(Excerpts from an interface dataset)
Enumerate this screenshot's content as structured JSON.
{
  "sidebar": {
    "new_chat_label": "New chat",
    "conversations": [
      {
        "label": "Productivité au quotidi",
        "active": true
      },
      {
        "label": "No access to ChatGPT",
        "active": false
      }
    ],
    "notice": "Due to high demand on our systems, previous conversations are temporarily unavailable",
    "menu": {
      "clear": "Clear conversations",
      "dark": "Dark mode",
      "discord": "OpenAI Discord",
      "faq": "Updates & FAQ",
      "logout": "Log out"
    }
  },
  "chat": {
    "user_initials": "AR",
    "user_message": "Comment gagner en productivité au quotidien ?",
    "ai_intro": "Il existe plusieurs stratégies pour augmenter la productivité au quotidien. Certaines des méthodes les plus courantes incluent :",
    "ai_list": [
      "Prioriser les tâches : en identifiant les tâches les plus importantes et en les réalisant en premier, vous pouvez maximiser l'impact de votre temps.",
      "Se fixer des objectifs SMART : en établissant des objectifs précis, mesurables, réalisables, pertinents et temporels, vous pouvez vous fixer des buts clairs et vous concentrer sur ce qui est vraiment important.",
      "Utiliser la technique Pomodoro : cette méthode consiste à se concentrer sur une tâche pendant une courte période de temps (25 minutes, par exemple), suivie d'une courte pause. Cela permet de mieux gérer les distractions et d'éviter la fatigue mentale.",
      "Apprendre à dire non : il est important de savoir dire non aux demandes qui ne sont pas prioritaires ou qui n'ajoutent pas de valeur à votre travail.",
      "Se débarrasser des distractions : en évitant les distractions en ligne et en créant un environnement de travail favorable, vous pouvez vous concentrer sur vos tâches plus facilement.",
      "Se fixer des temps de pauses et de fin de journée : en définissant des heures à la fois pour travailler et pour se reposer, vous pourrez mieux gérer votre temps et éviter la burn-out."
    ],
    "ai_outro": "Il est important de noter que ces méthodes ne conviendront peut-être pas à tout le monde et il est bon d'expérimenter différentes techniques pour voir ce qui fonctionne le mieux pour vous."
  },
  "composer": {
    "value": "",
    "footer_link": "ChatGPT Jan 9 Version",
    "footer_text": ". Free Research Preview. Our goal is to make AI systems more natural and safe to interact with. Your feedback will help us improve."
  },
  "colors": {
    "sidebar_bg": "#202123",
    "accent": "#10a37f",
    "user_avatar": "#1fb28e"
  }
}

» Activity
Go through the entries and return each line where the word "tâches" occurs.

» Task output
      "Prioriser les tâches : en identifiant les tâches les plus importantes et en les réalisant en premier, vous pouvez maximiser l'impact de votre temps.",
      "Se débarrasser des distractions : en évitant les distractions en ligne et en créant un environnement de travail favorable, vous pouvez vous concentrer sur vos tâches plus facilement.",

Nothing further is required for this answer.